Sheriff won’t bow to pressure

Published 12:00 am Wednesday, March 3, 2004

“As far as I’m concerned everything is above board,” said Greene County Sheriff Johnny L. Isaac. “I have nothing to hide.” Isaac responded Tuesday to concern over his position as regulator of bingo gaming in Greene County. He also addressed his concern over the funding of county law enforcement.

“…I didn’t campaign for the regulator job,” he said. “Representatives and senators said they would not pass the bill unless the sheriff agreed to regulate….It was nothing that I thought would cause major problems in this county.”

Isaac feels like some of the criticism in the media for area officials concerning how he is running gaming in the county is more personal than professional.

“Some people tend to think I’m getting a salary out of it,” he said. “That’s not true.”

Are you concerned about Greentrack not disclosing its total bingo revenues to the press and public adding to speculation? “I don’t have control over what Greenetrack does with its business – by the same token – (he has no control over) the county commission,” he said.

“They (commission) are required by law to give an annual report. Ask them when it was put out. No one knows the status of the bankruptcy.

“None of these same people (critics) are raising sand about the county not reporting these things,” Isaac said. “Why are they so concerned about bingo? It’s just begun. There’s not a whole lot to report.”

When asked Tuesday, Greene County Administrator Mattie Atkins said she would ask the county’s attorney to provide information on the status of the bankruptcy. The county has three years to pay it off, she said.

A special “called meeting” of the Greene County Commission was scheduled Tuesday morning and one of the items on the agenda included the sheriff’s request for an assistant to aid him with bingo regulation. Only chairman Chris Beeker Jr. and commissioner Edna Chambers were present for the meeting so the items were moved to the regular commission meeting Monday at 10 a.m.

In order for the sheriff to be clear with the I.R.S., the auditors advised that he go through the county government with hiring an assistant for bingo gaming, Isaac said.

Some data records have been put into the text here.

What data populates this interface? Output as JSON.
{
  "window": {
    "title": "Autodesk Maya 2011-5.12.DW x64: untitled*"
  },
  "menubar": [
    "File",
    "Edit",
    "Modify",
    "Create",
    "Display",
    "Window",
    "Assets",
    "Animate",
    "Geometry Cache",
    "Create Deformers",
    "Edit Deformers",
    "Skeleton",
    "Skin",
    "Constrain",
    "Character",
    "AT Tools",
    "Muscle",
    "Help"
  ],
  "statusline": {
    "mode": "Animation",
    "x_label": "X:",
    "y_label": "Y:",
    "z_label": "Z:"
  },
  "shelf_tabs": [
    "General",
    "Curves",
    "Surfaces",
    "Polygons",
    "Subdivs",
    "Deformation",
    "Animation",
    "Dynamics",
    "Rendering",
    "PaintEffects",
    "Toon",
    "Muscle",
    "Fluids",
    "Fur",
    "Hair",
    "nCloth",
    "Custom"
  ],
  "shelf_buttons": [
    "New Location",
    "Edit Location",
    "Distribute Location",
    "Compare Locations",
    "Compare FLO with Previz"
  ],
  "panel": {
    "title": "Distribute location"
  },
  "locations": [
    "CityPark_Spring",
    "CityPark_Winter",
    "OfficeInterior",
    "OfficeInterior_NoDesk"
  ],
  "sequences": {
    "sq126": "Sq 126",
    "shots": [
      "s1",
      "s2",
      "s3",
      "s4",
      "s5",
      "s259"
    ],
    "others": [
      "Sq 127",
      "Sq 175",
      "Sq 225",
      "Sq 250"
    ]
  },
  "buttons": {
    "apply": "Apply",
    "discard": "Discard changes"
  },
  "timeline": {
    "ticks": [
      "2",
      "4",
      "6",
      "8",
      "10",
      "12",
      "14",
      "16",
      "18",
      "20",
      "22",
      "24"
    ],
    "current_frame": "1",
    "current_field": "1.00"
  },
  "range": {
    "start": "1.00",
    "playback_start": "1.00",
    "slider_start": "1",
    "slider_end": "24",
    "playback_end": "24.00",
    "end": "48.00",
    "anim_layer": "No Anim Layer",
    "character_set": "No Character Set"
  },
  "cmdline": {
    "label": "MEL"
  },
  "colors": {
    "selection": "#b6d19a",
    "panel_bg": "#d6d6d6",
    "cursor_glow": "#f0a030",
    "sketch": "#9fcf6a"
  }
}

The sheriff is still concerned that his department is not being funded properly by the county. Commission chairman Beeker and the administrative staff have told Isaac there is no money for personnel raises. Isaac was under the impression that his budget for fiscal year 2004 would be funded fully.

“The county is in a financial situation that they put themselves in,” he said. “It was only a few months ago that they had money in the bank….The county is making their choice of hiring and doing whatever they wanted to do. Good management would have corrected that.”

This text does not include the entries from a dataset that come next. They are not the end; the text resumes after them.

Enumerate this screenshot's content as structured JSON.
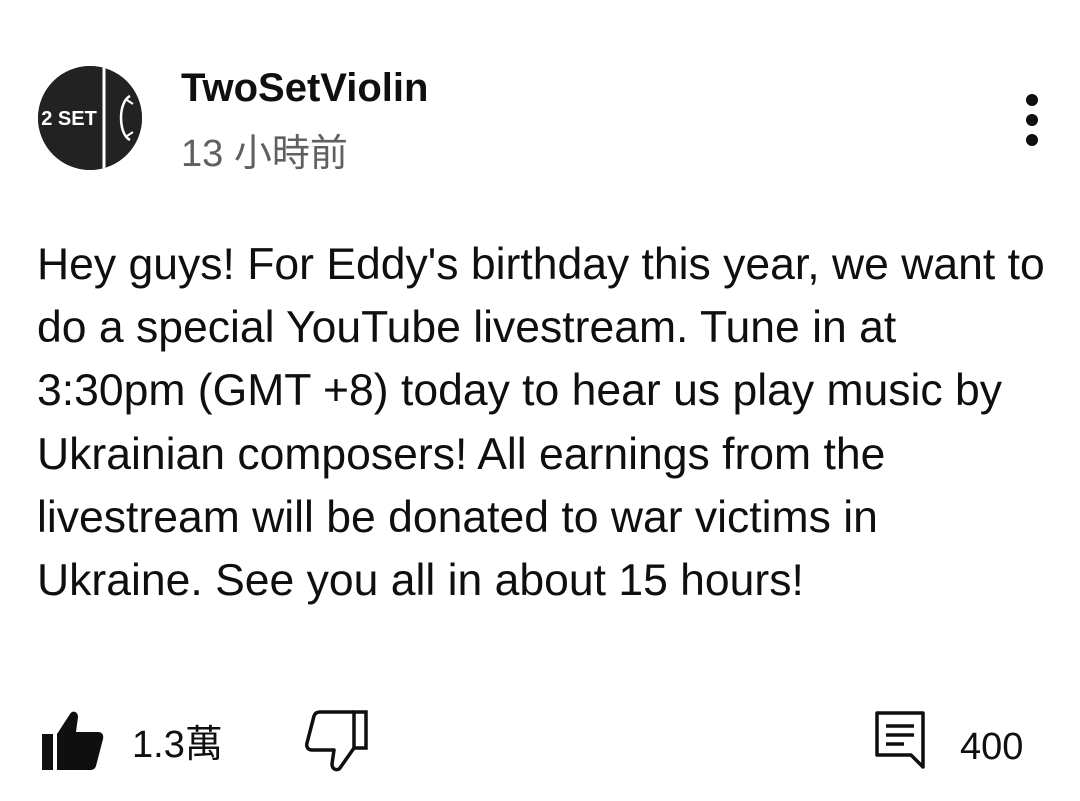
{
  "post": {
    "channel_name": "TwoSetViolin",
    "avatar_text": "2 SET",
    "timestamp": "13 小時前",
    "body": "Hey guys! For Eddy's birthday this year, we want to do a special YouTube livestream. Tune in at 3:30pm (GMT +8) today to hear us play music by Ukrainian composers! All earnings from the livestream will be donated to war victims in Ukraine. See you all in about 15 hours!"
  },
  "actions": {
    "like_count": "1.3萬",
    "comment_count": "400"
  },
  "icons": {
    "more": "more-vert-icon",
    "like": "thumbs-up-filled-icon",
    "dislike": "thumbs-down-outline-icon",
    "comment": "comment-icon"
  },
  "colors": {
    "text_primary": "#0f0f0f",
    "text_secondary": "#606060",
    "avatar_background": "#222222"
  }
}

Isaac doesn’t like the blame being put on him as if he has asked for too much for his department. “I thought, from listening to some of the commissioners two or three years ago, money was on the rise.” Then people started being hired in little regard to the budget at the time, he said.

The sheriff’s department will receive a portion of the proceeds from bingo. “We don’t have that money yet,” Isaac said. He is concerned that the county will reduce what they give the department in the fiscal 2005 budget in light of the bingo revenues.

“In this county we are far behind, as far as law enforcement agencies, on equipment and advanced techniques and training that we should have. Some of this (bingo) money could be used for that.

“I don’t think the sheriff’s department should depend on that (bingo) money,” he said. “It’s not guaranteed.”

Isaac said he does not mind using bingo revenues to assist the county in a financial situation “but come here telling me that you don’t have any money when you’re doing everything else you want to do. Then when it comes to law enforcement, we’re put on the back burner.

“I should have not been put on hold for five months (in regard to the 2004 budget).”

Isaac said he doesn’t want to be caught up in the fight between pro-bingo and anti-bingo forces on the county commission.

“There was a statement in one of the papers that I had aligned myself with two commissioners (Bill Johnson and Donald Means), causing the county to go nowhere. A statement like that is a complete lie because the county is already bankrupt.

“…What they do in their meetings should not be centered around me, except for his budget,” the sheriff said.